What is Plant Morphology

Plant morphology is a field of botanic biology, researching the form and structure of plants according either to:

– their biological function

– a pre-defined morphological system (by comparing plant features against the system)

– experimental morphology (by changing the plant’s enviroment and/or state of development)

Research in plant morphology is used in the biological fields of taxonomy and genetics. The plant morphology field of biology is very old; this is due to relative ease of comparing plant features only by eye. Today, plant morphology is being researched on the molecular level with expensive instrumentation. The goal of this discipline remains the same: To gain a systematic structure from the wide array of plants that are known today.

The first important group in plant morphology is the protophytes. These lack the morphological features of root, stem and leafs. These are plants cells that are cooperative to some extent, but not multi-cellular organisms in the strict sense.

The second group is the thallophytes. Tallophytes are defined as lacking the morphological features of root, stem and leafs. Tallophytes are multi-cellular, cooperative organisms.
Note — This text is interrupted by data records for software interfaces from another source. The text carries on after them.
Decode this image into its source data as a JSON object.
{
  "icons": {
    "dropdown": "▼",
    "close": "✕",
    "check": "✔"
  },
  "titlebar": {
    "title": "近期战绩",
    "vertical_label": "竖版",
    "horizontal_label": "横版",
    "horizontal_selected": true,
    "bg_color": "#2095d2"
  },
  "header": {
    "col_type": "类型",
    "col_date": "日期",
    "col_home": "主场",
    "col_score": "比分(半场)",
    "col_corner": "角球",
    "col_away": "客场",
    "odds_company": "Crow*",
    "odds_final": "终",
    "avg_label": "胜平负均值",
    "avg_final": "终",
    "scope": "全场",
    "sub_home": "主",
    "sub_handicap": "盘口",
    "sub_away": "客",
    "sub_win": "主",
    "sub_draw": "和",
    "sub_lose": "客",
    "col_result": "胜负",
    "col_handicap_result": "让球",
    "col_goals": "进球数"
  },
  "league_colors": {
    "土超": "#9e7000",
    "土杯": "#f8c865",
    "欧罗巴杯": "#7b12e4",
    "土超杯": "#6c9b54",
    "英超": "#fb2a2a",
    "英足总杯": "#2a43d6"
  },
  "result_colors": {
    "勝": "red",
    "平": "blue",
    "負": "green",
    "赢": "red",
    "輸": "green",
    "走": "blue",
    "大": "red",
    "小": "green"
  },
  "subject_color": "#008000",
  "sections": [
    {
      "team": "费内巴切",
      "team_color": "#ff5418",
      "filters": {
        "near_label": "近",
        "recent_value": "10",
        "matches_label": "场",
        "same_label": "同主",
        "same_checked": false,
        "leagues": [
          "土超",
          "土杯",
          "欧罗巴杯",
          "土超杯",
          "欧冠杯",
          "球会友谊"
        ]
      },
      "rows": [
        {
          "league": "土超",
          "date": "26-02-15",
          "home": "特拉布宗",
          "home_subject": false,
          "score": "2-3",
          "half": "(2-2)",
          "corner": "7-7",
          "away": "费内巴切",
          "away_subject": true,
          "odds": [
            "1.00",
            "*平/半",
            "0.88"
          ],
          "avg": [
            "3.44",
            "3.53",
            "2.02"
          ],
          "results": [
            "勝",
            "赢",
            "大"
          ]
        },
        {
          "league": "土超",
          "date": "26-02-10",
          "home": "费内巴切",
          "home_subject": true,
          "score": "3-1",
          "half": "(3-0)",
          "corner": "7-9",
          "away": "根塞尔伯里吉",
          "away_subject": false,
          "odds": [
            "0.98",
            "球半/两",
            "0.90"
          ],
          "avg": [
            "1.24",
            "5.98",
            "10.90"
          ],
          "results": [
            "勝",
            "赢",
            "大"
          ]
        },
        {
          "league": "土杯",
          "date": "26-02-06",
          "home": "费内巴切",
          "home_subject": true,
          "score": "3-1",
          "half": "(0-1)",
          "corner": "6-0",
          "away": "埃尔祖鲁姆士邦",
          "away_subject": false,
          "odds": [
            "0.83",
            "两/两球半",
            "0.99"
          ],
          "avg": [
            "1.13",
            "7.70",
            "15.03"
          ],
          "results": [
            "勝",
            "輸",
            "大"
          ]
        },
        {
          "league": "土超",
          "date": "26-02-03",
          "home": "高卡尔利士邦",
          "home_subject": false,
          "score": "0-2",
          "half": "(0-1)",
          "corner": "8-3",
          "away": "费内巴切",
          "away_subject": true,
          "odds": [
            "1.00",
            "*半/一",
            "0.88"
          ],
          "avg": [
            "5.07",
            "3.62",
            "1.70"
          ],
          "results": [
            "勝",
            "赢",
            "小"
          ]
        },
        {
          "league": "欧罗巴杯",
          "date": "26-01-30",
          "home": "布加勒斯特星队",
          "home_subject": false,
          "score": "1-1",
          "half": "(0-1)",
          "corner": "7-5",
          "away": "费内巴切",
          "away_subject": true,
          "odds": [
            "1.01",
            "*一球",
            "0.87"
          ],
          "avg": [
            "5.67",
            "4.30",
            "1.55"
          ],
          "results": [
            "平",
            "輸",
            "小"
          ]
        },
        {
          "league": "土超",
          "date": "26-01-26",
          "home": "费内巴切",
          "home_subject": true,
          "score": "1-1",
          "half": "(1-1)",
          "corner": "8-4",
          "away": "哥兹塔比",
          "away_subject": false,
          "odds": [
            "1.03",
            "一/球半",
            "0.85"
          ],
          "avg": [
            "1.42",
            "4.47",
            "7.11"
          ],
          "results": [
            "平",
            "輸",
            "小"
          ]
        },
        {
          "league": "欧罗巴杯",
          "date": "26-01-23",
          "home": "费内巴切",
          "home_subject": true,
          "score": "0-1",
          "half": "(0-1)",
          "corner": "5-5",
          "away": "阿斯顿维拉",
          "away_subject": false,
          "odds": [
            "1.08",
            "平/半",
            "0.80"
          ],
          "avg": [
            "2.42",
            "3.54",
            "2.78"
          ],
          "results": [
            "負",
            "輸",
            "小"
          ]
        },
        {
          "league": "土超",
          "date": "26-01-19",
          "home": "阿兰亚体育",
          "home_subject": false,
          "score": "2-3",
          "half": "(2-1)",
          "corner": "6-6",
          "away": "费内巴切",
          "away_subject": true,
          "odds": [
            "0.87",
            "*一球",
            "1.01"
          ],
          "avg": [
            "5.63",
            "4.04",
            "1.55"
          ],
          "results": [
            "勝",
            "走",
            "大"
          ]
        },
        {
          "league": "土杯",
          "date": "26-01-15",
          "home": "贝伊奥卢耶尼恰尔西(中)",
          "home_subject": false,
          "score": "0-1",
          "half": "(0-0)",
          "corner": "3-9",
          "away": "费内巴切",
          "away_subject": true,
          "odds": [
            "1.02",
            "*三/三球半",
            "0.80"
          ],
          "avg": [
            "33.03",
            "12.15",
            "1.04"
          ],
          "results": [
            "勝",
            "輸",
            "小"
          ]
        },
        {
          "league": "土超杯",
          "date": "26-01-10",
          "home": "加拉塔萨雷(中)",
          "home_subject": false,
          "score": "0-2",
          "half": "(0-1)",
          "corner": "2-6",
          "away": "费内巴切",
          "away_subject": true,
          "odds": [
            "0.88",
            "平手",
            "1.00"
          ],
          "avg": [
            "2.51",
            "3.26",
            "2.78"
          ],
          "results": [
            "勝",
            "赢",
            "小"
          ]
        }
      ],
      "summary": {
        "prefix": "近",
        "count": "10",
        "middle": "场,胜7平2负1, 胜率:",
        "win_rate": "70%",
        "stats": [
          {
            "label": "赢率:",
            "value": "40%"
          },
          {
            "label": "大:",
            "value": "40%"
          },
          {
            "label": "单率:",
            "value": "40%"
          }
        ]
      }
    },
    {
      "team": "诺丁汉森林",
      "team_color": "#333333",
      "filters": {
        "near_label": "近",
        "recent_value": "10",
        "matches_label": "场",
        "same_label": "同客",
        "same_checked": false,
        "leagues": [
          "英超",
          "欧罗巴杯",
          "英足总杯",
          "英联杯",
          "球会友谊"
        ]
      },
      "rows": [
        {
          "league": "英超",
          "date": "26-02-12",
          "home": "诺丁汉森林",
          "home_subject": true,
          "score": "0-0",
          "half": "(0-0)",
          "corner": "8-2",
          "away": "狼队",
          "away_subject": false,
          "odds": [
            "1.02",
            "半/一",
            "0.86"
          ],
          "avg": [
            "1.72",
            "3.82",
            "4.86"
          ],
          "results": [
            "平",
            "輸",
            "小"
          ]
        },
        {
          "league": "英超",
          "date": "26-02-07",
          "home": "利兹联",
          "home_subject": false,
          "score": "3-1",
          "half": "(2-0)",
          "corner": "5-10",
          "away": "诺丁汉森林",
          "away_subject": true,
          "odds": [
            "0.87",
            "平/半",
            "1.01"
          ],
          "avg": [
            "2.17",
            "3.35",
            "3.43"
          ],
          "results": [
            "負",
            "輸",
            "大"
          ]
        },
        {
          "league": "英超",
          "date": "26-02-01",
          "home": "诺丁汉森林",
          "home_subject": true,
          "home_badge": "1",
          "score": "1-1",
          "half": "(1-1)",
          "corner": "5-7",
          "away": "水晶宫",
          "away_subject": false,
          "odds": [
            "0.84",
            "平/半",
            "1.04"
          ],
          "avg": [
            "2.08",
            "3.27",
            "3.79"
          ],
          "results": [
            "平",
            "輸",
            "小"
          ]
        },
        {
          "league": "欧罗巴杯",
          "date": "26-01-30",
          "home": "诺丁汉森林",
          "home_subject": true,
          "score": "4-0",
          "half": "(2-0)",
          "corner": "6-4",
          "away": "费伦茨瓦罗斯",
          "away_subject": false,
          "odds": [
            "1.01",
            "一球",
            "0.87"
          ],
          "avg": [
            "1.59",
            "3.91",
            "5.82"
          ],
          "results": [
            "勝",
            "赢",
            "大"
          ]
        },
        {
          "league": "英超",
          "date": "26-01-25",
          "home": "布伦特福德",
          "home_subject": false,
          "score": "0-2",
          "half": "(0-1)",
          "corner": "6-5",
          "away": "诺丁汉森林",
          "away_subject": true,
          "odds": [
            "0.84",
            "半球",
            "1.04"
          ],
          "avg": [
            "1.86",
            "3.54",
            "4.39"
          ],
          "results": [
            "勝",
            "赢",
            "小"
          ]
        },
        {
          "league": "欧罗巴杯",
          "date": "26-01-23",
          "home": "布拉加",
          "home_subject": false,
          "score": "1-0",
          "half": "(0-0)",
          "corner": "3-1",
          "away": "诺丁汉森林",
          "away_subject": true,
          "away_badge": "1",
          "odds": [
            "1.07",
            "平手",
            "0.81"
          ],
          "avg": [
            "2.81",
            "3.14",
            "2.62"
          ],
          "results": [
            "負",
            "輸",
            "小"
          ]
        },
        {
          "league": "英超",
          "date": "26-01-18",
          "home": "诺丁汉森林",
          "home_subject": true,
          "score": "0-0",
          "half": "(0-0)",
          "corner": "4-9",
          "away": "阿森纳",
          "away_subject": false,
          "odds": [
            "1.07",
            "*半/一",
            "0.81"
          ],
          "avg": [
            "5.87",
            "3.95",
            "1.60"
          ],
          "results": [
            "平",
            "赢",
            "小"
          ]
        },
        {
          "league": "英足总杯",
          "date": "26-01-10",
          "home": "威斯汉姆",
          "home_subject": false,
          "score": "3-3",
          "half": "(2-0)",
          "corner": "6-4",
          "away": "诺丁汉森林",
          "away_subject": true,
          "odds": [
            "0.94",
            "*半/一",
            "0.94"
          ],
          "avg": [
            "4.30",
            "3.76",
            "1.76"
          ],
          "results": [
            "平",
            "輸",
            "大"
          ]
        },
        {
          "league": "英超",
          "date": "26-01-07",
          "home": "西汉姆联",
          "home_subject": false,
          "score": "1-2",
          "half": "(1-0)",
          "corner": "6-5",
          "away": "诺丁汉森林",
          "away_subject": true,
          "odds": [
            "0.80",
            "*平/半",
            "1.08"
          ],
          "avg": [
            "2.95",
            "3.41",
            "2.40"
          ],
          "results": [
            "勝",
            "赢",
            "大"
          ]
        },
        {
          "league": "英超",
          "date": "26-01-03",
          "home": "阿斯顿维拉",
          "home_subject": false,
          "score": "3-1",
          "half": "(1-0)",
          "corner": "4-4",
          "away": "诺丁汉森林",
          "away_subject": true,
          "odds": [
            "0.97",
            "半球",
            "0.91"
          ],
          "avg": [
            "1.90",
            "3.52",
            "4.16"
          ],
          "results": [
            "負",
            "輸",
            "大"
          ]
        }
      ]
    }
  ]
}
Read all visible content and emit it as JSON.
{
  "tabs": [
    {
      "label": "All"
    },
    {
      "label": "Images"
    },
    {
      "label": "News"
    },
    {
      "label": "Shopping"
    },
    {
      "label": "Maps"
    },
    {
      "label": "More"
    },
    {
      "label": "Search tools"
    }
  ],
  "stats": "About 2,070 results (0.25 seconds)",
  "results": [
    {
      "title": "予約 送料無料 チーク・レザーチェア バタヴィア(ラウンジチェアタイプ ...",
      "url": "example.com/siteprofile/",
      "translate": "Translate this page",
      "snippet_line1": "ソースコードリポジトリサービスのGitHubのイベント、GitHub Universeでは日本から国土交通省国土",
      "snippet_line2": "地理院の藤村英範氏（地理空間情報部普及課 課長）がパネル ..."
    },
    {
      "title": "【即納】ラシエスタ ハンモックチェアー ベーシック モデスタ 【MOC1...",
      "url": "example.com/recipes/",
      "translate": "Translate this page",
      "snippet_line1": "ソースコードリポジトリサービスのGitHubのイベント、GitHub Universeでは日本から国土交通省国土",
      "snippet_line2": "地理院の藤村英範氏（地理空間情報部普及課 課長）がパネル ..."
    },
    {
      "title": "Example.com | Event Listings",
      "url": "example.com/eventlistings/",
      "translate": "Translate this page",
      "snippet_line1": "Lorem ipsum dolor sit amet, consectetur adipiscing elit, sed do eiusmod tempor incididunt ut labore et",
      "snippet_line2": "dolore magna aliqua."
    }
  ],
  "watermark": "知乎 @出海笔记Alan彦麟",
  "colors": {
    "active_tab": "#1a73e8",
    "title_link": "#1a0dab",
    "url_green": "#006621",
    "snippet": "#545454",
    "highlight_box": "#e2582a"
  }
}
The last group is the kormophytes. Kormophytes are defined by having a root, a stem and leaves. First we need to consider plant development of these in general. Herbaceous plants never get into the wooden stage of development. Every other plant form reaches the wooden stage.

Looking at the leaves one notices that they are aligned in a certain pattern around the stem. Research into this sub-field of morphology is called phyllotaxis. Secondly the leaf shape must be described. Anisophyllie is the phenomenom of differeing leaf sizes on a single sprout. Heterophyllie is the phenomenom of differing leaf shapes on the whole plant.

Then the inflorescence system must be investigated. Generally said, phyllotaxis may also apply to flowers. Other patterns, including terminal flowers may form, too. The most interesting phenomenom is metatopy however. In this case, the bud either diverges from the sprout or is above the sprout attached to the main stem. Adventitious buds and flowers sometimes form – they are often seen in places where one would not the plant expect to grow (e.g. root/stem tip). This often occurs when the plant is wounded or the enviroment drastically changes, but may also occur normally in various plants. Some plants may also build up special organs for vegetative reproduction, which can occur on the stem, root and even on the leaves.

This description of plant morphology was only a quick overview. Many more things could be said about the above three groups but these features are enough for any hobbyist to describe a plant correctly through plant morphology.